Parliamentary Evidence Sessions
The APPG for Trade and Investment will hold 3 Parliamentary Evidence Sessions each year on topics which assist Parliamentarians contribute to debate. We hold an open call for evidence, and welcome written contributions. Following written evidence we hold a Parliamentary Evidence Session inviting contributors to present to MPs and Peers.
2022 Parliamentary Evidence Sessions:
Evidence Session 1 (April 2022) Review of Commonwealth Trade & Investment
‘Cutting trade costs, tackling the trade finance gap, boosting SME growth in the Commonwealth’
Commonwealth leaders committed themselves to the vision of increasing intra-Commonwealth trade to US$2 Trillion by 2030, and expanding intra-Commonwealth investment. Trade flows increase when there is a transparent and cooperative regulatory framework. While much of the Commonwealth shares a common legal framework, there remains significant variation in the regulatory quality and coherence across the members which can persistently block trade flows. ICC and Commonwealth studies have illustrated the economic benefits of aligning legal frameworks to the UNCITRAL Model Law on Electronic Transferrable Records – 80% cut in trade costs, trillions in additional SME exports and growth, 50% cut in the trade finance gap, cuts in border compliance processing times from 25 to 1 day. The largest beneficiaries will be SMEs in emerging economies where trade costs are typically highest. For governments under fiscal pressure from Covid, this presents a unique, low cost opportunity to realise significant economic gain.
This evidence session is purposely scheduled ahead of both the Commonwealth Heads of Government Meeting in Rwanda, June 2022, and the Commonwealth Games in the United Kingdom, July 2022.
Evidence Session 2 (July 2022) Review UK Investment
Evidence Session 3 (November 2022) Review of UK Trade Skills
2021 Parliamentary Evidence Sessions
Evidence Session 1 (Jan 2021) Review of UK Trade Governance

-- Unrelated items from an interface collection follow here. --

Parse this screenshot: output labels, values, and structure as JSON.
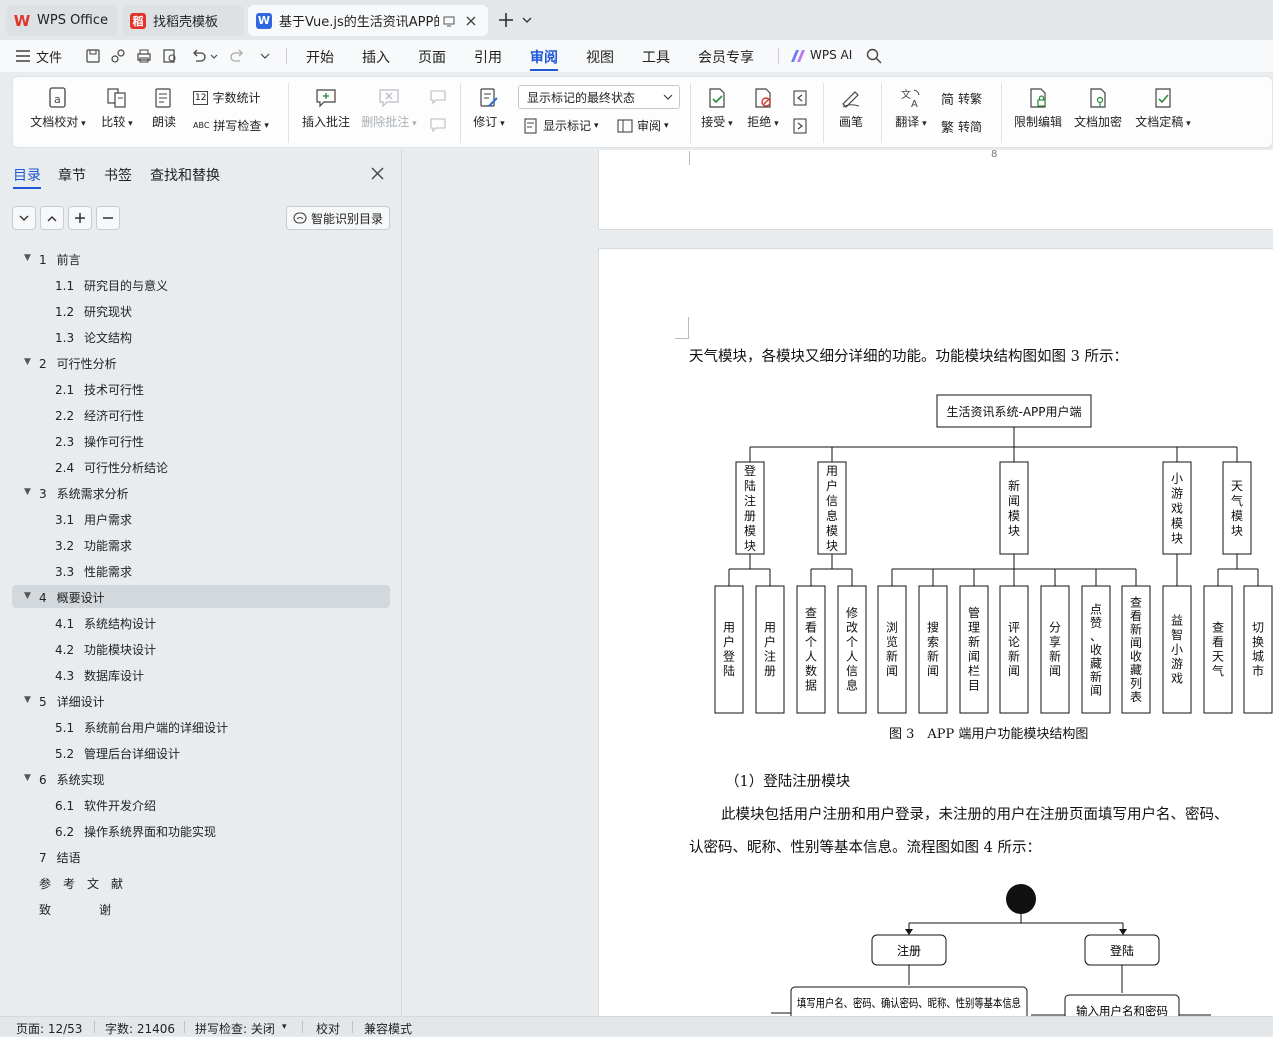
{
  "tabs": [
    {
      "label": "WPS Office",
      "icon": "wps-logo-icon"
    },
    {
      "label": "找稻壳模板",
      "icon": "docer-icon"
    },
    {
      "label": "基于Vue.js的生活资讯APP的论",
      "icon": "word-doc-icon"
    }
  ],
  "menu": {
    "file": "文件",
    "items": [
      "开始",
      "插入",
      "页面",
      "引用",
      "审阅",
      "视图",
      "工具",
      "会员专享"
    ],
    "active": "审阅",
    "wps_ai": "WPS AI"
  },
  "ribbon": {
    "doc_check": "文档校对",
    "compare": "比较",
    "read_aloud": "朗读",
    "word_count": "字数统计",
    "spell_check": "拼写检查",
    "insert_comment": "插入批注",
    "delete_comment": "删除批注",
    "track_changes": "修订",
    "markup_select": "显示标记的最终状态",
    "show_markup": "显示标记",
    "review": "审阅",
    "accept": "接受",
    "reject": "拒绝",
    "pen": "画笔",
    "translate": "翻译",
    "to_traditional": "转繁",
    "to_simplified": "转简",
    "trad_glyph": "简",
    "simp_glyph": "繁",
    "restrict_edit": "限制编辑",
    "doc_encrypt": "文档加密",
    "doc_finalize": "文档定稿",
    "word_count_badge": "12",
    "spell_badge": "ABC"
  },
  "nav": {
    "tabs": [
      "目录",
      "章节",
      "书签",
      "查找和替换"
    ],
    "smart_toc": "智能识别目录",
    "toc": [
      {
        "num": "1",
        "title": "前言",
        "level": 1
      },
      {
        "num": "1.1",
        "title": "研究目的与意义",
        "level": 2
      },
      {
        "num": "1.2",
        "title": "研究现状",
        "level": 2
      },
      {
        "num": "1.3",
        "title": "论文结构",
        "level": 2
      },
      {
        "num": "2",
        "title": "可行性分析",
        "level": 1
      },
      {
        "num": "2.1",
        "title": "技术可行性",
        "level": 2
      },
      {
        "num": "2.2",
        "title": "经济可行性",
        "level": 2
      },
      {
        "num": "2.3",
        "title": "操作可行性",
        "level": 2
      },
      {
        "num": "2.4",
        "title": "可行性分析结论",
        "level": 2
      },
      {
        "num": "3",
        "title": "系统需求分析",
        "level": 1
      },
      {
        "num": "3.1",
        "title": "用户需求",
        "level": 2
      },
      {
        "num": "3.2",
        "title": "功能需求",
        "level": 2
      },
      {
        "num": "3.3",
        "title": "性能需求",
        "level": 2
      },
      {
        "num": "4",
        "title": "概要设计",
        "level": 1
      },
      {
        "num": "4.1",
        "title": "系统结构设计",
        "level": 2
      },
      {
        "num": "4.2",
        "title": "功能模块设计",
        "level": 2
      },
      {
        "num": "4.3",
        "title": "数据库设计",
        "level": 2
      },
      {
        "num": "5",
        "title": "详细设计",
        "level": 1
      },
      {
        "num": "5.1",
        "title": "系统前台用户端的详细设计",
        "level": 2
      },
      {
        "num": "5.2",
        "title": "管理后台详细设计",
        "level": 2
      },
      {
        "num": "6",
        "title": "系统实现",
        "level": 1
      },
      {
        "num": "6.1",
        "title": "软件开发介绍",
        "level": 2
      },
      {
        "num": "6.2",
        "title": "操作系统界面和功能实现",
        "level": 2
      },
      {
        "num": "7",
        "title": "结语",
        "level": 0
      },
      {
        "num": "",
        "title": "参　考　文　献",
        "level": 0
      },
      {
        "num": "",
        "title": "致　　　　谢",
        "level": 0
      }
    ]
  },
  "document": {
    "prev_page_number": "8",
    "intro_line": "天气模块，各模块又细分详细的功能。功能模块结构图如图 3 所示：",
    "fig3": {
      "root": "生活资讯系统-APP用户端",
      "modules": [
        {
          "name": "登陆注册模块",
          "children": [
            "用户登陆",
            "用户注册"
          ]
        },
        {
          "name": "用户信息模块",
          "children": [
            "查看个人数据",
            "修改个人信息"
          ]
        },
        {
          "name": "新闻模块",
          "children": [
            "浏览新闻",
            "搜索新闻",
            "管理新闻栏目",
            "评论新闻",
            "分享新闻",
            "点赞、收藏新闻",
            "查看新闻收藏列表"
          ]
        },
        {
          "name": "小游戏模块",
          "children": [
            "益智小游戏"
          ]
        },
        {
          "name": "天气模块",
          "children": [
            "查看天气",
            "切换城市"
          ]
        }
      ],
      "caption": "图 3　APP 端用户功能模块结构图"
    },
    "section_heading": "（1）登陆注册模块",
    "para_line1": "此模块包括用户注册和用户登录，未注册的用户在注册页面填写用户名、密码、",
    "para_line2": "认密码、昵称、性别等基本信息。流程图如图 4 所示：",
    "fig4": {
      "register": "注册",
      "login": "登陆",
      "fill_info": "填写用户名、密码、确认密码、昵称、性别等基本信息",
      "input_credentials": "输入用户名和密码"
    }
  },
  "status": {
    "page": "页面: 12/53",
    "words": "字数: 21406",
    "spell": "拼写检查: 关闭",
    "proof": "校对",
    "compat": "兼容模式"
  },
  "colors": {
    "accent": "#1f57d6",
    "wps_red": "#e0352b"
  }
}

Trade today impacts all walks of life. The 2018 Trade Model That Works For Everyone set out four principles of best practice: consensus building, transparency, democratic oversight, and net benefit for all. These four principles provide the foundations on which to build public trust in the trade system. Since 2018, the UK has made significant progress in establishing a governance structure and process in which to engage stakeholders outside of government. Whilst it is recognised that this is work in progress, it is believed that it is not yet on par with Chile, the EU, Mexico, New Zealand, or the US for example.
Evidence session 2 (Feb 2021) Review of UK Trade Strategy
As a major, outward facing trading nation, the United Kingdom requires a strategic framework for trade that reaches beyond free trade agreements to include all aspects of the international trade agenda; trade policy, trade promotion, investment and trade finance. Despite progress being made in building out trade relations, too often there is a lack of clarity on what the strategic framework is. As a result, trade can feel disconnected from other policy priorities where trade plays a vital role such as climate, environment, sustainability or industrial growth.
Evidence session 3 (Mar 2021) Review of UK Trade Finance
The global trade finance gap, short-term working capital to fund SME trade, has ballooned from $1.5 trillion to $3-5 trillion during the pandemic, with a £2 billion gap in the UK alone. This issue has been treated for too long as a niche banking and finance problem and as a result not been given the airtime it deserves because those most impacted are trading SMEs. The issue needs to be re-framed, placing SMEs at the centre of the discussion and looking at the issue through the lens of ensuring economic recovery is got right. If trade is to be at the heart of the recovery, then the working capital has to be available to SMEs to enable them to trade.
Evidence Session 4 (October 2021) Aligning Trade Rules to Meet Climate and Environment Goals
To meet our goals on net zero emissions and the environment will require unprecedented policy coherence. Trade should act as an enabler to achieving our global goals for protecting the environment and achieving net zero.
Internationally, over 40 governments including the UK are undertaking a review of trade agreements and how they align to global environment and climate objectives. However, this exercise will not cover 2-3,000 bilateral trade agreements negotiated at national level. This joint evidence session with the APPG on Environment will undertake to mirror global efforts to align frameworks and examine the friction points where UK bilateral trade rules conflict with, or hamper, our environmental and climate objectives.
Report to be published in November 2021.